Upside down! Jesus has turned us! Inside out, and round and round!
What questions do you still have of this scripture? How will you commit to journeying with this text this week?
Connection to Today’s World
Māori journalist Oriini Kaipara made history in New Zealand when she hosted the 6 PM news. She is the first person with traditional face markings to host a primetime news program on national television. The hosting is temporary, as she is covering for the show’s central anchors.
In New Zealand, the Māori are the indigenous people who lived and live on this land before it was colonized. The facial tattoos are sacred markings. In 2019, Kaipara got her moko (the word for these particular markings) to remind her of her culture.
“When I doubt myself, and I see my reflection in the mirror, I’m not just looking at myself,” Kaipara told CNN. “I’m looking at my grandmother and my mother, and my daughters, and her [daughters] to come after me, as well as all the other women, Māori girls out there and it empowers me.” When she is on air, she uses Māori phrases to speak directly to the people she loves. This language was violently stolen from her ancestors and elders, and she wants to reclaim that language.
For Kaipara, she sees her work as an important part in chipping away at colonization and racism. Her work isn’t about being famous or getting attention, but about being a possibility model for so many others to take pride in their culture.
Solid foundations, indeed.
Journal: What do you want to build 2022 on?
Closing: Listen to “Hold to His Hand,” sung by the Alfred Street Baptist Church Choir.
We look back on 2021 with gratitude, thankfulness, and yes, sometimes horror. Those of us who are in this virtual room can look back and learn. But we honor those who did not make it into this year with us and we speak their names to your heart.

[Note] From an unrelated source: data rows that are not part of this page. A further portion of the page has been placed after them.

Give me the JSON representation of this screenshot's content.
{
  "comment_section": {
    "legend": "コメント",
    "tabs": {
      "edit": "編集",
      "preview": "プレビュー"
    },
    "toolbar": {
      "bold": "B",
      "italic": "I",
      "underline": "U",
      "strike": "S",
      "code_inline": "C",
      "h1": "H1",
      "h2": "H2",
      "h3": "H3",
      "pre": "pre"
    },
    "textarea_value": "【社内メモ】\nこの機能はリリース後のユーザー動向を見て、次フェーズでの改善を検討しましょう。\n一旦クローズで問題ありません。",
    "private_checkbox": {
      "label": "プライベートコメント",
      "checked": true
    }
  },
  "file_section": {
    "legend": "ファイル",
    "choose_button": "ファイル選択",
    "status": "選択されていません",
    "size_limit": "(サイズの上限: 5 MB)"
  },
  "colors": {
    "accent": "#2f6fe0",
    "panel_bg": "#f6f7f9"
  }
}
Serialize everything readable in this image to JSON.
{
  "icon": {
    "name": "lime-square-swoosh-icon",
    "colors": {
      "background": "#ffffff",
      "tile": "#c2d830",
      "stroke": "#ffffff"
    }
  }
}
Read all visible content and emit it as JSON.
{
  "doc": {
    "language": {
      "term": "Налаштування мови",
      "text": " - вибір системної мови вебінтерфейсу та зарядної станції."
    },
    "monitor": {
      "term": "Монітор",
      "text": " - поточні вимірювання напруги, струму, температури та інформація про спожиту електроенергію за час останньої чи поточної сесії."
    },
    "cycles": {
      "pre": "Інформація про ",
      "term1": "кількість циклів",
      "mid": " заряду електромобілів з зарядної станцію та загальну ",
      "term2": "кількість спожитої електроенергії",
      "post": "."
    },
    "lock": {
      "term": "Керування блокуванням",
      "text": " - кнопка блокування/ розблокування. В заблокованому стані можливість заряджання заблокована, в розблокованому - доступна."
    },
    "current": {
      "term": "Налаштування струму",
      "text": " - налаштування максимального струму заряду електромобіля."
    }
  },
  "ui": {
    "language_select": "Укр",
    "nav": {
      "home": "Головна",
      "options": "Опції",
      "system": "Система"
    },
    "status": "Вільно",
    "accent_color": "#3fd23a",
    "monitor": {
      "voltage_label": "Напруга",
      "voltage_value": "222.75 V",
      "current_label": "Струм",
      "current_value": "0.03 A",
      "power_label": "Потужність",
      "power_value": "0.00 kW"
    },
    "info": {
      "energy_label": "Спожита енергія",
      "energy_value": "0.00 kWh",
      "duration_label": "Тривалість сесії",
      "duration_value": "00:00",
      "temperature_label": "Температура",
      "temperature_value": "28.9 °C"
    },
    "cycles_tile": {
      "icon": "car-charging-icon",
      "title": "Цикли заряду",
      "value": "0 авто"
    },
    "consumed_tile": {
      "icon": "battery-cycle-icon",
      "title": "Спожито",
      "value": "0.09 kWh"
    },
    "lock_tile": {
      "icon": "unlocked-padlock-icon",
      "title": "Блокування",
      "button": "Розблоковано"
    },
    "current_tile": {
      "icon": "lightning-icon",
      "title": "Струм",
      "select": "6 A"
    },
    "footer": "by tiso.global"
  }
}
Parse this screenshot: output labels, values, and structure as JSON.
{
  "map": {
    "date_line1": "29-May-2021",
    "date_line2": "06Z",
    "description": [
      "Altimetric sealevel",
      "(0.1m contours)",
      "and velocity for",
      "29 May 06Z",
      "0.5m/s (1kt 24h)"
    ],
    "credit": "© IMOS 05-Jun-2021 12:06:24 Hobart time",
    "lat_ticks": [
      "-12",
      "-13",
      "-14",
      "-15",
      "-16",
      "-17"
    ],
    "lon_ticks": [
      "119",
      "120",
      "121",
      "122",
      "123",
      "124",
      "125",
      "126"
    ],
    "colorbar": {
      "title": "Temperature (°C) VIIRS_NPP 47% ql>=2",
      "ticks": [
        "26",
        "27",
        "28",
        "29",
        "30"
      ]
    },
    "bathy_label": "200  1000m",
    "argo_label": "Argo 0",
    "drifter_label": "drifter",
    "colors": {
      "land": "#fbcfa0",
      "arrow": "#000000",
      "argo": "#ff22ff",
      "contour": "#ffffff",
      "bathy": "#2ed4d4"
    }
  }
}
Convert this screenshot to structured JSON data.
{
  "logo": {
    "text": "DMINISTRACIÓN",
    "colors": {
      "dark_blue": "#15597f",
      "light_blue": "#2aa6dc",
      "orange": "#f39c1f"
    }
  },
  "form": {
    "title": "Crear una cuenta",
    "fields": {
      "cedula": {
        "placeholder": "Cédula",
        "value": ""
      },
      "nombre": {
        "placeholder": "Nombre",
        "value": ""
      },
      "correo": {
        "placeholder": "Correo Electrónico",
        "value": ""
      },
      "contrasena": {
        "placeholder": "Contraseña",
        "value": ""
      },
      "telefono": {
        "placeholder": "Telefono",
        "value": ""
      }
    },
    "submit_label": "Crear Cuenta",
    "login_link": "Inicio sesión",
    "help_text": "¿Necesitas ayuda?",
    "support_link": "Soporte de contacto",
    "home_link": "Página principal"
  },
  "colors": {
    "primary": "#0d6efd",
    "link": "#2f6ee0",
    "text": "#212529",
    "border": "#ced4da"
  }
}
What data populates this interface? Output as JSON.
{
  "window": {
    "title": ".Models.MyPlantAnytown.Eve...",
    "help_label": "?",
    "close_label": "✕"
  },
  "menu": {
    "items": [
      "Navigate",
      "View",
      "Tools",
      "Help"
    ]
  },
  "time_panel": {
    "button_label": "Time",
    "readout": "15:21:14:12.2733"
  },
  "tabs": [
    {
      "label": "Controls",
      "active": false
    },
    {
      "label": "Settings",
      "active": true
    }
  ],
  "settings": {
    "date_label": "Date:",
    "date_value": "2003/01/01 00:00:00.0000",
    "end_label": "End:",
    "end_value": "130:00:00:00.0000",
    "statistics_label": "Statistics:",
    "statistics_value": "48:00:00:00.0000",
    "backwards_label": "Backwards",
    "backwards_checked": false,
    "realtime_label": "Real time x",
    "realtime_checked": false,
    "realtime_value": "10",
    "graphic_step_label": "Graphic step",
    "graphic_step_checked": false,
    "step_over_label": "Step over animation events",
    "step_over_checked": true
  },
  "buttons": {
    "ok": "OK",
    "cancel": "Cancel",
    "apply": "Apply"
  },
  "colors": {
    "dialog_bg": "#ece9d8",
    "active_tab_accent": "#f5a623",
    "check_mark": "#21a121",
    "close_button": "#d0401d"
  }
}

Lord, there will be so many temptations to seek the wrong motivations this year. We will be tempted to lose weight not for health, but for potential relationships. We will be tempted to work hard not because we enjoy our work, but because we need the money. We will be tempted to live in ways that are not authentic because we feel pressured on every side. We ask that you remove these obstacles in 2022 and encourage our most delightful, joyous living. You came so that we might have abundant life.
We ask that you remind us of our inherent value as children of God. Jesus came into our world and set up a tent in our very neighborhood. He came to stay with us because he wants to know us. May we come to know him even more.
In Jesus’ name we pray, Amen.